Nobel Laureate, Professor Wole Soyinka, yesterday expressed concern on how impunity has taken over the country.
In a statement entitled: ‘Trivialise Corruption, Neutralise Justice,’ he took a swipe at some members of the judiciary and blamed politicians for the rate of impunity.
“The reign of impunity will prevail as long as the legal community continues to betray its calling, its oath of office, even its rites of professional collegiality and its responsibility to the rest of us,” Soyinka said.
He added, “It is disappointing that even under a government that promised to dust up the files of political murders and end that reign of homicidal impunity, the Association has not thought fit to demand from the Buhari government its findings.”
According to the Nobel Laureate, impunity covers all crimes including material corruption and any social or governance institution which fails to stem the tide of criminality flings open the channels of impunity.
He accused President Muhammadu Buhari of applying what he described as “hands-off approach” to the menace of killings by herdsmen in parts of the country.
Soyinka further criticised some members of the judiciary for their roles in recent events in the country, particularly the trial of Justice Walter Onnoghen.
He also cautioned Nigerians to be on red alert as such happenings have become synonymous with election periods in the country.
The Nobel Laureate, however, lauded a group of lawyers he referred to as the reformist council who have taken it upon themselves to clear the alleged rot in the judiciary.
“It is heartening news that some 20 concerned lawyers have come together to undertake the mission of cleaning up the Aegean stables that seem to pass today for the Nigerian judiciary.
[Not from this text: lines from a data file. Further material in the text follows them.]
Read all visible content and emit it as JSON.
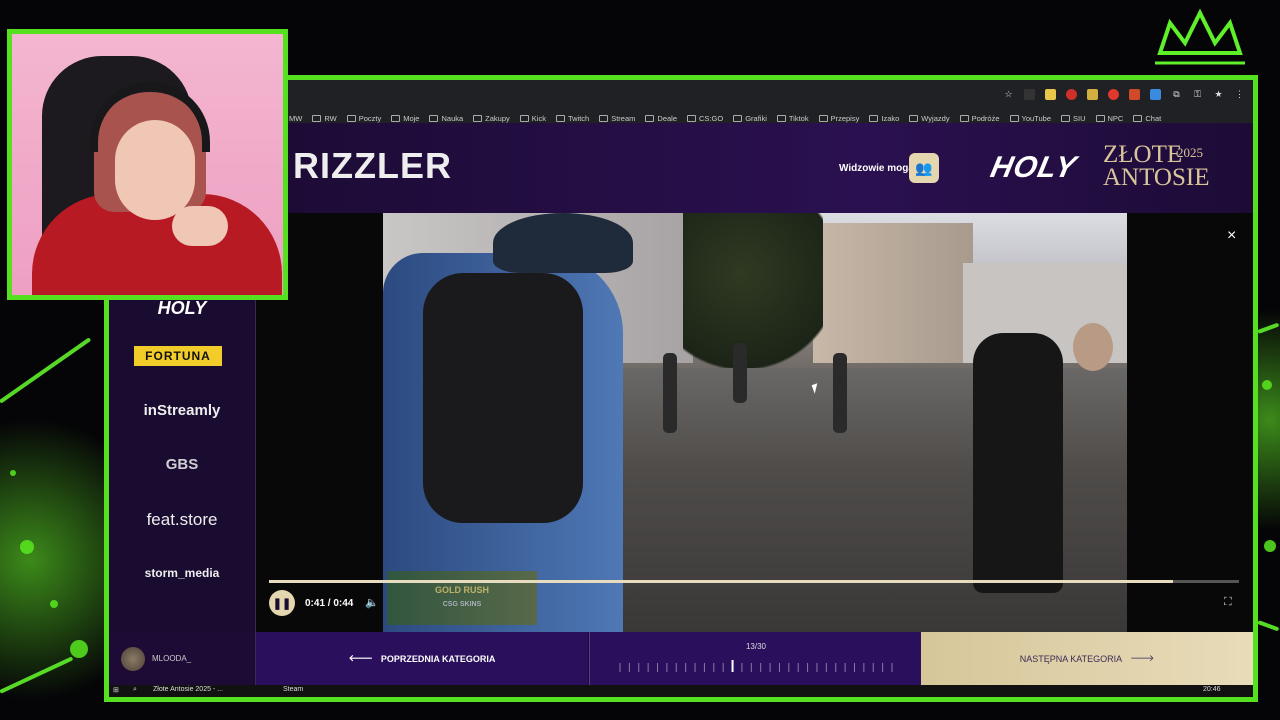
{
  "browser": {
    "bookmarks": [
      "MW",
      "RW",
      "Poczty",
      "Moje",
      "Nauka",
      "Zakupy",
      "Kick",
      "Twitch",
      "Stream",
      "Deale",
      "CS:GO",
      "Grafiki",
      "Tiktok",
      "Przepisy",
      "Izako",
      "Wyjazdy",
      "Podróże",
      "YouTube",
      "SIU",
      "NPC",
      "Chat"
    ]
  },
  "header": {
    "title": "RIZZLER",
    "viewers_label": "Widzowie mogą",
    "logo_holy": "HOLY",
    "logo_zlote": "ZŁOTE",
    "logo_antosie": "ANTOSIE",
    "logo_year": "2025"
  },
  "sponsors": {
    "holy": "HOLY",
    "fortuna": "FORTUNA",
    "instreamly": "inStreamly",
    "gbs": "GBS",
    "feat": "feat.store",
    "storm": "storm_media"
  },
  "player": {
    "time": "0:41 / 0:44",
    "progress": 0.932,
    "close": "×",
    "mini_ad_title": "GOLD RUSH",
    "mini_ad_sub": "CSG SKINS"
  },
  "bottom": {
    "username": "MLOODA_",
    "prev_label": "POPRZEDNIA KATEGORIA",
    "count": "13/30",
    "count_current": 13,
    "count_total": 30,
    "next_label": "NASTĘPNA KATEGORIA"
  },
  "taskbar": {
    "tab1": "Złote Antosie 2025 - ...",
    "tab2": "Steam",
    "clock": "20:46"
  },
  "colors": {
    "frame": "#55e020",
    "accent_gold": "#e4d6ae",
    "bg_purple": "#1d0b36"
  }
}
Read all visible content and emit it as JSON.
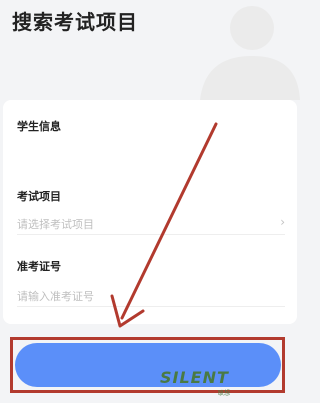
{
  "header": {
    "title": "搜索考试项目"
  },
  "form": {
    "student_info_label": "学生信息",
    "exam_item_label": "考试项目",
    "exam_item_placeholder": "请选择考试项目",
    "ticket_label": "准考证号",
    "ticket_placeholder": "请输入准考证号"
  },
  "watermark": {
    "brand": "SILENT",
    "sub": "联想"
  },
  "colors": {
    "accent": "#5b8ff9",
    "annotation": "#b23a2e"
  },
  "icons": {
    "chevron": "chevron-right-icon"
  }
}
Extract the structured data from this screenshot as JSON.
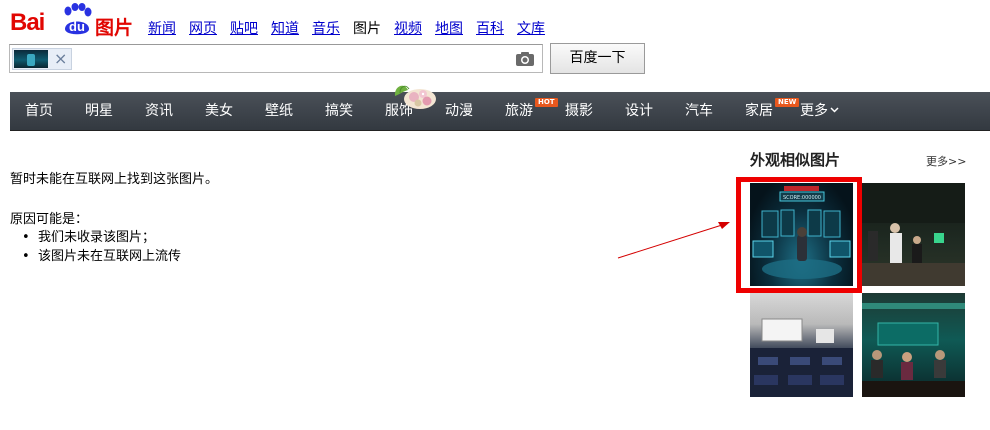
{
  "logo": {
    "text_bai": "Bai",
    "text_du": "du",
    "text_pic": "图片"
  },
  "topnav": [
    {
      "label": "新闻",
      "current": false
    },
    {
      "label": "网页",
      "current": false
    },
    {
      "label": "贴吧",
      "current": false
    },
    {
      "label": "知道",
      "current": false
    },
    {
      "label": "音乐",
      "current": false
    },
    {
      "label": "图片",
      "current": true
    },
    {
      "label": "视频",
      "current": false
    },
    {
      "label": "地图",
      "current": false
    },
    {
      "label": "百科",
      "current": false
    },
    {
      "label": "文库",
      "current": false
    }
  ],
  "search": {
    "clear_glyph": "×",
    "camera_icon": "camera-icon",
    "button_label": "百度一下"
  },
  "categories": [
    {
      "label": "首页"
    },
    {
      "label": "明星"
    },
    {
      "label": "资讯"
    },
    {
      "label": "美女"
    },
    {
      "label": "壁纸"
    },
    {
      "label": "搞笑"
    },
    {
      "label": "服饰"
    },
    {
      "label": "动漫"
    },
    {
      "label": "旅游",
      "badge": "HOT"
    },
    {
      "label": "摄影"
    },
    {
      "label": "设计"
    },
    {
      "label": "汽车"
    },
    {
      "label": "家居",
      "badge": "NEW"
    },
    {
      "label": "更多",
      "dropdown": true
    }
  ],
  "main": {
    "message": "暂时未能在互联网上找到这张图片。",
    "reason_title": "原因可能是：",
    "reasons": [
      "我们未收录该图片；",
      "该图片未在互联网上流传"
    ]
  },
  "similar": {
    "title": "外观相似图片",
    "more_label": "更多>>",
    "t1_score": "SCORE:000000"
  },
  "colors": {
    "brand_red": "#e10602",
    "link_blue": "#0000cc",
    "catbar": "#3d434a",
    "highlight": "#ee0000",
    "hot_badge": "#e8581e"
  }
}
Some of us do need an institution to which we can look up, of which we should even live in awe. Some find that in religious institutions, others in traditional fixtures, some even in family and so on. All agree that the order of justice is a pre-eminent candidate for collective regard and even self-regulation. No matter, we all know that, without justice, society unravels at the seams, and its citizens resort to self-help,” he explained.
“I feel especially exercised by recent happenings within that body currently from a dominant perspective: it has become increasingly fashionable to sneer at any anti-corruption pre-occupation. No, no one actually ever goes so far as to condone corruption. Perish the thought! Gradually, however, the nation’s psyche is being both subtly and brazenly returned to accept not simply corruption as the norm of social relationships, but its heightened product, impunity, as a national emblem. The justification? The machinery that was launched against corruption with such fanfare, it is claimed, has run aground”.
Soyinka alleged that the current anti-corruption war is characterised by selectivity, insincerity, non-seriousness and cynical distraction.
“Selectivity has been cited as proof. Insincerity, non-seriousness, cynical distraction, are routine assessments of the current governmental campaign,” he said.
“Not surprising then, that it was only a matter of time before the flagbearer of one of the ‘parties to beat’ came out openly to dismiss the punitive option, delivering the promise of amnesty as one of the corner-stones of his plans for the nation. It was a well-calculated gambit. That candidate, an astute politician with his nose to the ground, found that ground primed, ready and conducive.
Soon, this will be topped by some rivalling knight in shining armour from rivalling parties who promise prosecution and prison sentence for anyone who bad-mouths corruption – of course, always with a caveat – until all the ills that infest society have been completely eradicated – guinea-worm, river blindness, soil erosion, oil pollution, rape, and kidnapping incest, not forgetting the transformation of the entire national infrastructure and the full elimination of the last vestiges of Boko Haram, killer herdsmen, Lassa bearing rodents and potholes on the road”.